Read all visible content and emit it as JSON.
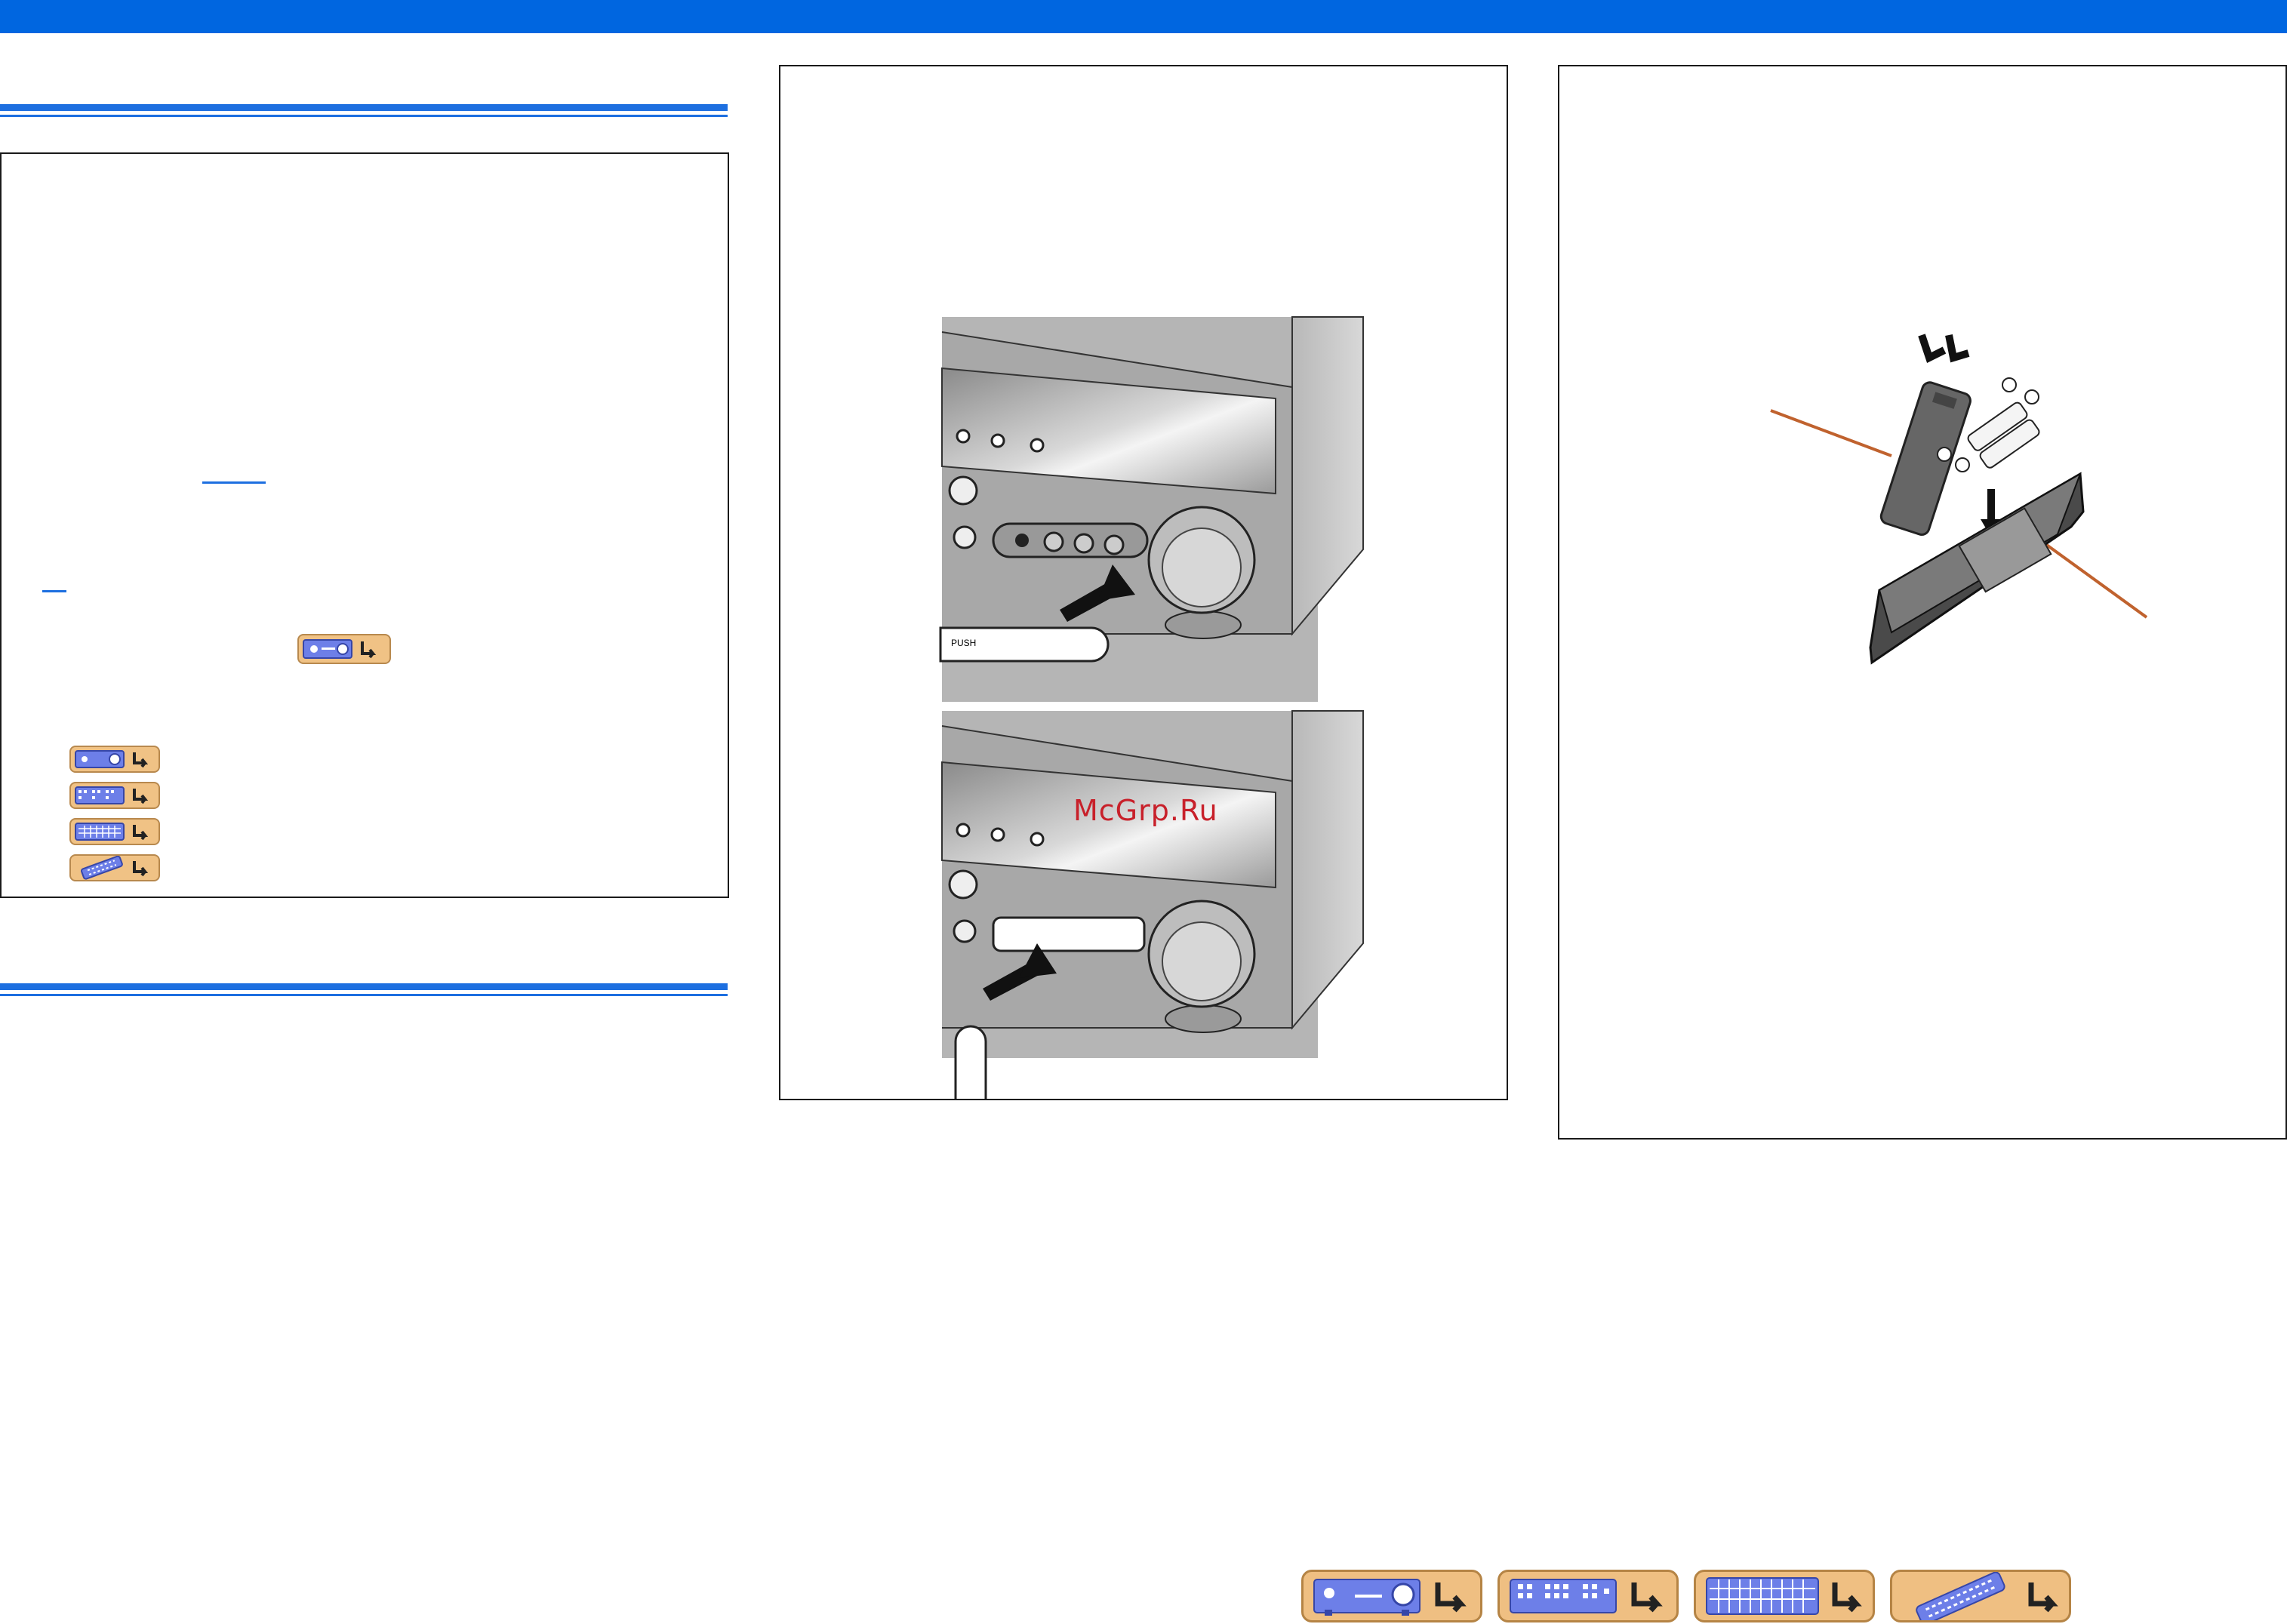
{
  "watermark": "McGrp.Ru",
  "front_panel": {
    "push_label": "PUSH"
  },
  "nav_bar": {
    "items": [
      {
        "icon": "receiver-front-panel-icon"
      },
      {
        "icon": "receiver-rear-panel-icon"
      },
      {
        "icon": "remote-control-keypad-icon"
      },
      {
        "icon": "remote-control-icon"
      }
    ]
  },
  "colors": {
    "header_bar": "#0066e0",
    "accent_rule": "#1d6fe0",
    "nav_button": "#efbf82",
    "callout_line": "#c0622e"
  }
}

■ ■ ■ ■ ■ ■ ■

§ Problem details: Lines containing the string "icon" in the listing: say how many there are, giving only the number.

§ Completed exercise: 4